Under the leadership of Hakan Fidan, the organization, which has renewed itself in the face of changing world conditions and security threats, increased its effectiveness by expanding its legal infrastructure, technical, cyber, and human capacity. It has also accomplished great tasks in the context of identifying and neutralizing senior figures of the PKK terrorist organization. Kalkan’s statement that “we [the PKK] are being targeted in all regions, we are being killed,” in fact refers to the MIT’s effective strategy known as “decapitation”—the process of neutralizing the organization’s leadership cadre.
The MIT started to carry out very important operations against the PKK and its subcomponents in Syria and Iraq. While the organization’s leadership cadres were purged and the organization’s command-and-control structure was weakened, the move also aimed to collapse morale and motivation. These aims were met with great success. Since 2016, more than 500 names, including key PKK/KCK central executive committee members from Diyar Garip, a member of the so-called presidency and executive council of the PKK to Sinjar commanders such as Mam Zeki Şengallı have been neutralized in Iraq and Syria thanks to MIT operation units.
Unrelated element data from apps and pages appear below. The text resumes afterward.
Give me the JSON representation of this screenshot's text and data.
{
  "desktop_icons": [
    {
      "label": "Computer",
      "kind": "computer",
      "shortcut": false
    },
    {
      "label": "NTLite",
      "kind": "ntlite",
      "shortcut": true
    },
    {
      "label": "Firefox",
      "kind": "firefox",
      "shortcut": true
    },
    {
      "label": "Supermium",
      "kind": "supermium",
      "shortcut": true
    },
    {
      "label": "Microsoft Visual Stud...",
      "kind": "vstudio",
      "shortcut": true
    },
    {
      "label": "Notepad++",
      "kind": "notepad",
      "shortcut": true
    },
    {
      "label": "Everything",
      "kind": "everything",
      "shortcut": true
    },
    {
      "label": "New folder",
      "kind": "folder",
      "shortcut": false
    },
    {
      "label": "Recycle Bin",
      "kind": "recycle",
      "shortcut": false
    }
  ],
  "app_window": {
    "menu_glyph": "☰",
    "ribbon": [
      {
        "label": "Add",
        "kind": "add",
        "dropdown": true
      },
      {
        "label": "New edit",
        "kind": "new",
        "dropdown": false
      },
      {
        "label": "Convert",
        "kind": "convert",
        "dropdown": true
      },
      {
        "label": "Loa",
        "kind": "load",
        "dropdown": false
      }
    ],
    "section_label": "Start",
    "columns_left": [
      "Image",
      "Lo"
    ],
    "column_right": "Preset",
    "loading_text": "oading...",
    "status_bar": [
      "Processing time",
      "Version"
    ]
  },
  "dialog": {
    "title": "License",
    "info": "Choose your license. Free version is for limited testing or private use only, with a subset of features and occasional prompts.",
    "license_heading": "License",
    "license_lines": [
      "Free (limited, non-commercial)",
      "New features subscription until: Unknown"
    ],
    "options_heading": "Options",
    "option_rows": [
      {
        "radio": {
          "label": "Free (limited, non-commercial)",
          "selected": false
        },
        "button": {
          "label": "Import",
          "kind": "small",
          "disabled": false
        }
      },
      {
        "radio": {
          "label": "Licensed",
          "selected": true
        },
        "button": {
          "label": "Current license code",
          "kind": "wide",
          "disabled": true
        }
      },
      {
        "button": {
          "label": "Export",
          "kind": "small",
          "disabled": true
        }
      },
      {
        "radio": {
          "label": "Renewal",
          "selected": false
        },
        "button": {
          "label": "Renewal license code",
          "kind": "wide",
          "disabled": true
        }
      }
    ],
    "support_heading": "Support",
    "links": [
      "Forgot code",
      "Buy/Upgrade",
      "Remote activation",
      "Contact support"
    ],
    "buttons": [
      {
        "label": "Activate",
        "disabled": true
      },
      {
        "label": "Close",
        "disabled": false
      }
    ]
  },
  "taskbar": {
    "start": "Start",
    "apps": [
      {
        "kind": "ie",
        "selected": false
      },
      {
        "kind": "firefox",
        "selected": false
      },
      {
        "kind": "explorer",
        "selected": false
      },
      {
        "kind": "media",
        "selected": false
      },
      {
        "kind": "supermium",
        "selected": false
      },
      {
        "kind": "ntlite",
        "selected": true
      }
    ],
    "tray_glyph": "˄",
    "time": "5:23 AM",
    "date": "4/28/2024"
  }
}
Some operations were carried out hundreds of kilometers away from the Turkish borders. These operations, in which UCAVs are used effectively, are managed by agents in the field. While Turkey conducts conventional military operations, the MIT, whose capabilities have been improved in every sense and which has gained a new strategic mission, eliminates elements threatening Turkey’s national security through simultaneous operations. The MIT has become a rising organization in the global context and a very important multiplier for Turkey, reaching a capacity enjoyed only by a few intelligence agencies in the world.
The PKK’s weakening position and Kılıçdaroğlu
The PKK/KCK leadership is burnt out and has largely lost its ability to act within the above framework. It is now focused on targeting the political will led by Erdoğan rather than achieving results through terrorism, thinking that it can escape its predicament with the change of the current government. This is the motive behind the PKK’s decision to be inactive and its systematic statements during the election process. The leadership has instrumentalized its structures such as the HDP and YSP in the legal field to prevent Erdoğan from coming back to power at any cost and, in this way, it hopes to prevent the Turkish Armed Forces (TAF), the MIT, and other security bureaucracies from continuing their current successful work.
Unfortunately, the position of Kemal Kılıçdaroğlu and his staff has vicariously allowed this idea to emerge. While the PKK’s leadership cadres are being purged one by one and the organization is being rendered unable to carry out any action in Turkey and is under great pressure in Iraq and Syria, taking steps to revive the organization would be a betrayal of Turkey’s future.